McMurphy is the “he” in the passage and every while bet he makes is futile with Big Nurse always winning in the end, he makes the bet because it’s both in his nature and he knows will help the Acutes (which basically includes Chief now) individual people. They’re the load that make McMurphy rattle up the rules and make Big Nurse take more extreme measure to “cure” him. After Chief wakes up from his post-electroshock state, he decides he’ll never submit to the fog again and begins talking with the other patients when he comes back to the ward. Eventually, McMurphy returns and throws a party with two whores from Portland to take away the virginity of Billy Bibbit, one of the least confident men on the ward. After Billy kills himself when the Nurse finds him, she notes that McMurphy was “playing with human lives–gambling with human lives–as if [he] though [himself] to be a God!” (318). McMurphy attacks her and is lobotomized, but gives all the men the confidence to be individuals in modern society or to take it upon themselves to move to another ward. Only Chief and a couple other Acutes stay on the ward, until Chief uses the control panel–the sure bet McMurphy had on him–and uses it to run away from the ward.

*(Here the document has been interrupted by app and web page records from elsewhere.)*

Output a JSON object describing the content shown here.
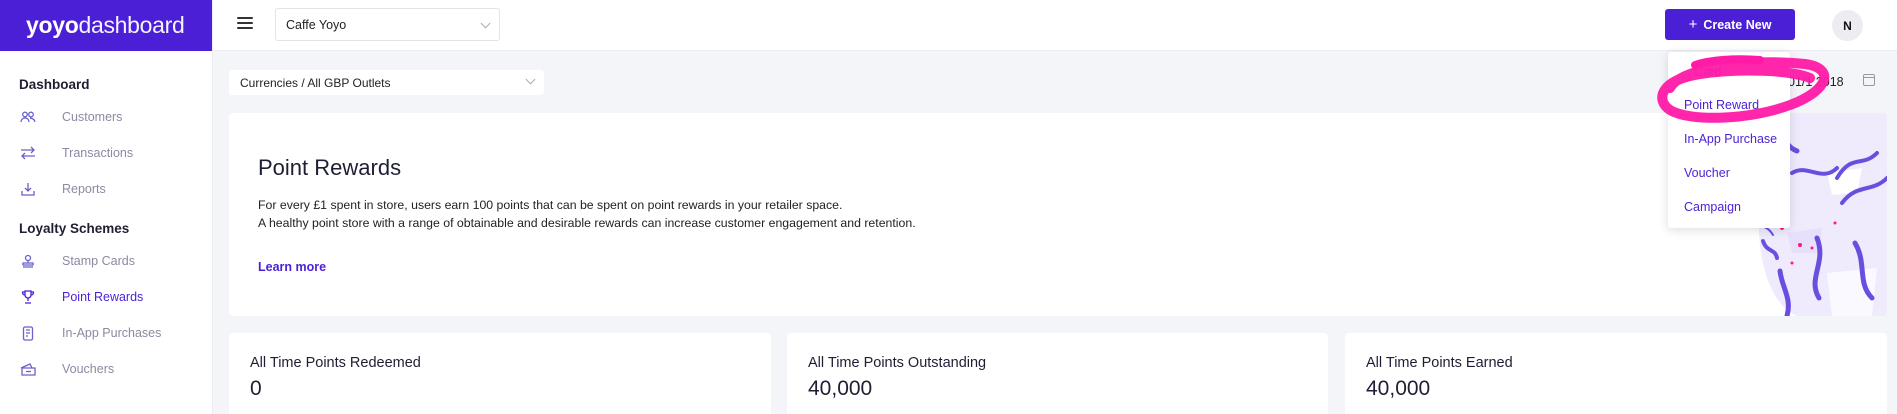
{
  "brand": {
    "part1": "yoyo",
    "part2": "dashboard"
  },
  "sidebar": {
    "section1": "Dashboard",
    "items1": [
      {
        "label": "Customers",
        "icon": "users-icon"
      },
      {
        "label": "Transactions",
        "icon": "arrows-icon"
      },
      {
        "label": "Reports",
        "icon": "download-icon"
      }
    ],
    "section2": "Loyalty Schemes",
    "items2": [
      {
        "label": "Stamp Cards",
        "icon": "stamp-icon"
      },
      {
        "label": "Point Rewards",
        "icon": "trophy-icon",
        "active": true
      },
      {
        "label": "In-App Purchases",
        "icon": "phone-icon"
      },
      {
        "label": "Vouchers",
        "icon": "ticket-icon"
      }
    ]
  },
  "topbar": {
    "store": "Caffe Yoyo",
    "create_label": "Create New",
    "avatar": "N"
  },
  "filters": {
    "currency": "Currencies / All GBP Outlets",
    "date": "01/1   2018"
  },
  "hero": {
    "title": "Point Rewards",
    "line1": "For every £1 spent in store, users earn 100 points that can be spent on point rewards in your retailer space.",
    "line2": "A healthy point store with a range of obtainable and desirable rewards can increase customer engagement and retention.",
    "learn_more": "Learn more"
  },
  "stats": [
    {
      "label": "All Time Points Redeemed",
      "value": "0"
    },
    {
      "label": "All Time Points Outstanding",
      "value": "40,000"
    },
    {
      "label": "All Time Points Earned",
      "value": "40,000"
    }
  ],
  "dropdown": {
    "partial": "   Card",
    "items": [
      "Point Reward",
      "In-App Purchase",
      "Voucher",
      "Campaign"
    ]
  },
  "colors": {
    "accent": "#4b1fd6",
    "annotation": "#ff1aa8"
  }
}
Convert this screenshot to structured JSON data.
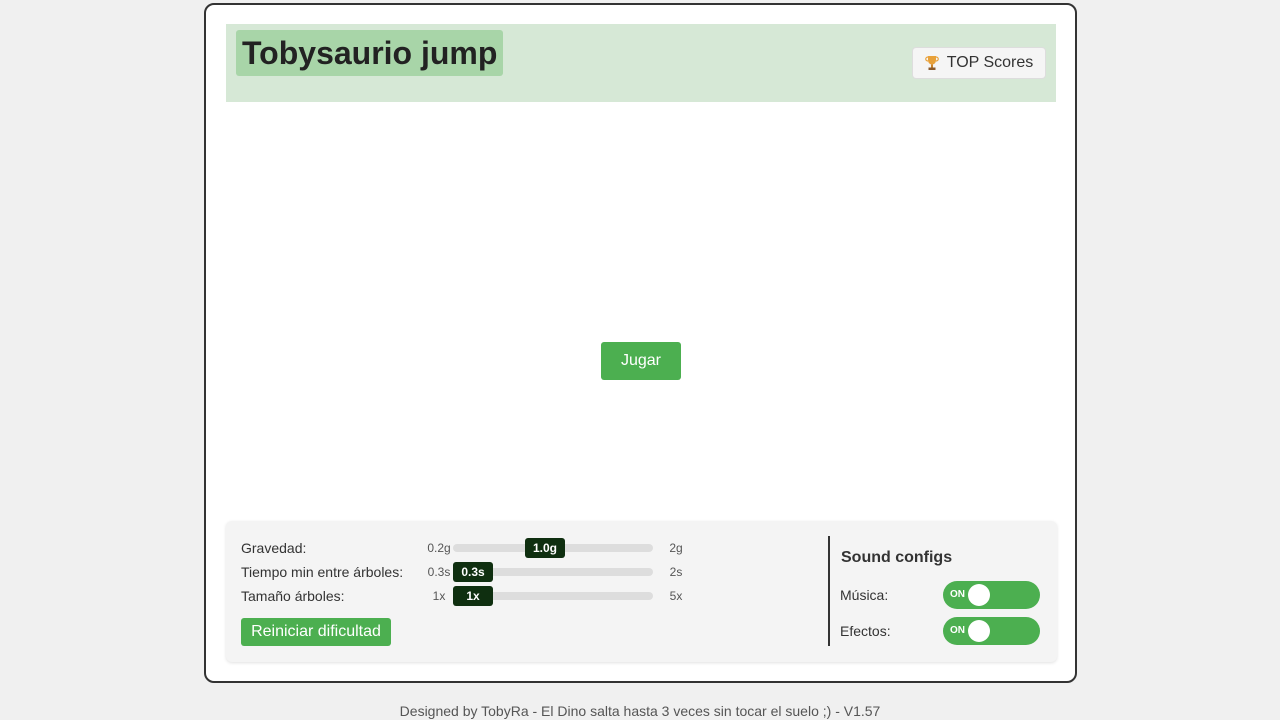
{
  "header": {
    "title": "Tobysaurio jump",
    "top_scores_label": "TOP Scores",
    "top_scores_icon": "trophy-icon"
  },
  "main": {
    "play_label": "Jugar"
  },
  "difficulty": {
    "rows": [
      {
        "label": "Gravedad:",
        "min": "0.2g",
        "max": "2g",
        "value": "1.0g",
        "fraction": 0.45
      },
      {
        "label": "Tiempo min entre árboles:",
        "min": "0.3s",
        "max": "2s",
        "value": "0.3s",
        "fraction": 0.0
      },
      {
        "label": "Tamaño árboles:",
        "min": "1x",
        "max": "5x",
        "value": "1x",
        "fraction": 0.0
      }
    ],
    "reset_label": "Reiniciar dificultad"
  },
  "sound": {
    "title": "Sound configs",
    "music_label": "Música:",
    "music_state": "ON",
    "effects_label": "Efectos:",
    "effects_state": "ON"
  },
  "footer": {
    "text": "Designed by TobyRa - El Dino salta hasta 3 veces sin tocar el suelo ;) - V1.57"
  },
  "colors": {
    "accent": "#4caf50",
    "header_bg": "#d6e8d6",
    "title_bg": "#a8d5a8",
    "slider_thumb": "#0f2f10"
  }
}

Gambling is used by McMurphy when he first comes on the ward, first as a way for him to both get money, then to make the patients confident individuals. By the end of the novel, Harding tells Big Nurse she’s “full of so much bullshit” (320), and almost everyone had the confidence to check out of the ward and go into society. Though McMurphy’s bets didn’t work out for old Number One, by the time he smashed the glass in the Nurse’s Station, he stopped caring about himself and started doing things to make Chief and the men, in Chief’s words, big. McMurphy shows them that taking the risk is better than playing it safe, even if there’s a load in the die. Despite what the end of the novel suggests on a surface level, McMurphy won the bet and almost every other bet he made in the novel. Those who make bets and take gambles may lose, but the risk is always worth the payoff.